Fatty liver disease does not typically cause noticeable symptoms. However, some people may experience mild discomfort in the upper right side of the abdomen.
If a person with fatty liver disease stops drinking, the liver can regenerate itself in about two weeks. However, if someone with fatty liver disease drinks heavily, this condition will likely progress to the next stage.
Alcoholic hepatitis occurs when people with fatty liver disease continue to consume excessive amounts of alcohol. Alcoholic hepatitis is not the same as infectious hepatitis. Alcoholic hepatitis leads to inflammation in the liver, causing it to become swollen. When this occurs, liver cells can die, resulting in scar tissue on the liver.
Alcoholic hepatitis can vary in severity. Mild cases of alcoholic hepatitis may go on for years and cause more damage if the person keeps drinking heavily. Severe cases of alcoholic hepatitis can develop very quickly– and can be fatal. Severe alcoholic hepatitis is more common after periods of binge drinking. The only way to prevent further damage and avoid death is to stop drinking alcohol.
Alcoholic Liver Cirrhosis
Alcohol liver cirrhosis develops in about 10 to 15% of people who engage in long-term heavy or binge drinking. Alcoholic liver cirrhosis is most common in people who drink heavily for over a decade. It is caused by heavy scar tissue that builds up over time, eventually replacing most liver cells. This prevents the liver from regenerating.
Alcoholic liver cirrhosis is permanent. This condition can progress and cause severe liver damage before a person notices symptoms.
Some of the most common symptoms of alcoholic liver cirrhosis include:
- Spider veins
- Enlarged spleen
- Muscle wasting
- Changes in behavior
- Pressure in the liver
- Impaired concentration
- Bruising and bleeding easily
- Bleeding veins in the esophagus
- Redness on the palms of the hands
- Fluid buildup in the legs and abdomen
Some risk factors can make a person more likely to develop alcohol-related liver disease. The most common factor for this condition is, of course, heavy alcohol use. However, gender, age, genetics, weight, and other factors can raise a person’s risk of developing alcohol-related liver disease.
Get Help Now
If you or someone you love struggles with alcohol addiction, you are not alone. Reach out to the knowledgeable specialists at the Mandala Healing Center now.
Getting the help you need to stop drinking can help you avoid alcohol-related liver disease and live a healthier, more fulfilling lifestyle. Don’t wait another day for the treatment you deserve.
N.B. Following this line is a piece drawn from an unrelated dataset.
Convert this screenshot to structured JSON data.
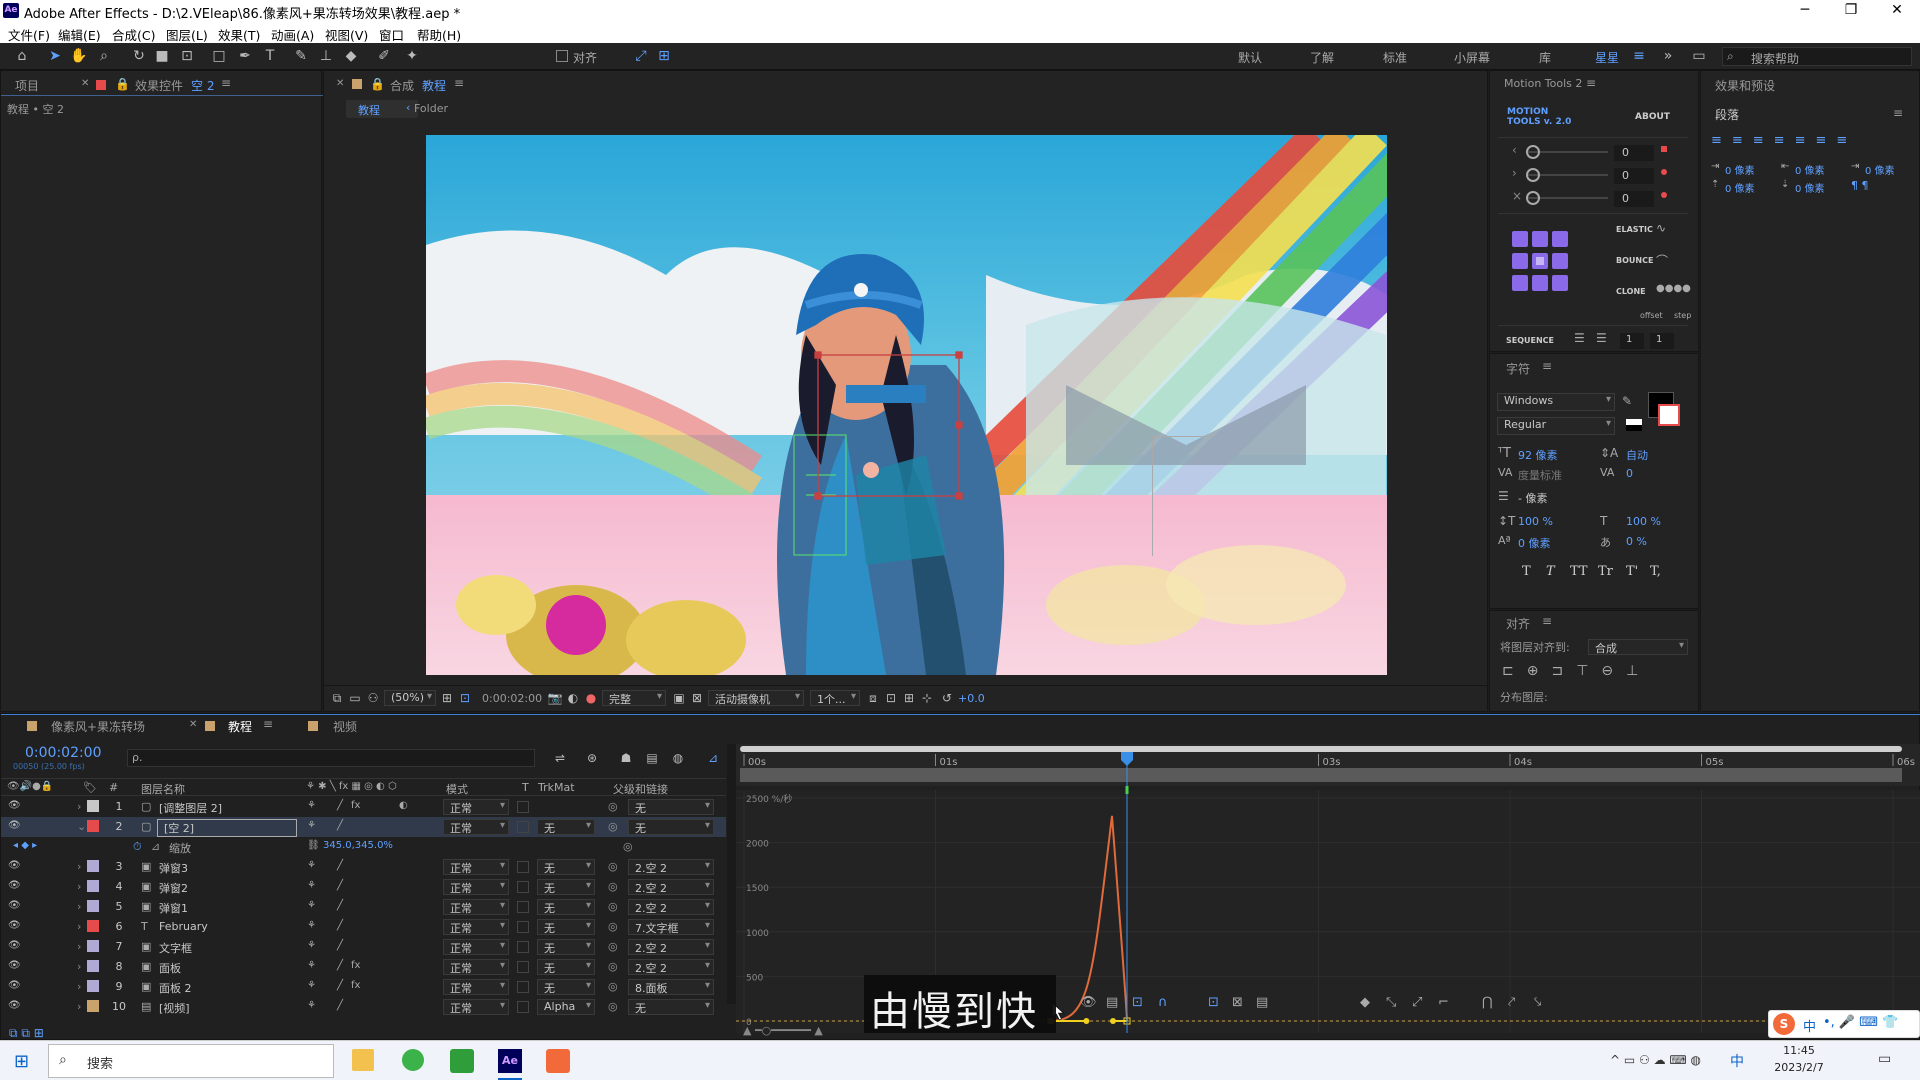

Call today to take the first step of your recovery journey.
- National Library of Medicine: Physiology, Liver, Retrieved October 2023 from https://www.ncbi.nlm.nih.gov/books/NBK535438/
- National Institute of Health: Alcoholic Liver Disease, Retrieved October 2023 from https://www.ncbi.nlm.nih.gov/books/NBK546632/
- National Institute of Health: Alcoholic Liver Disease Pathogenesis and Current Management, from https://www.ncbi.nlm.nih.gov/pmc/articles/PMC5513682/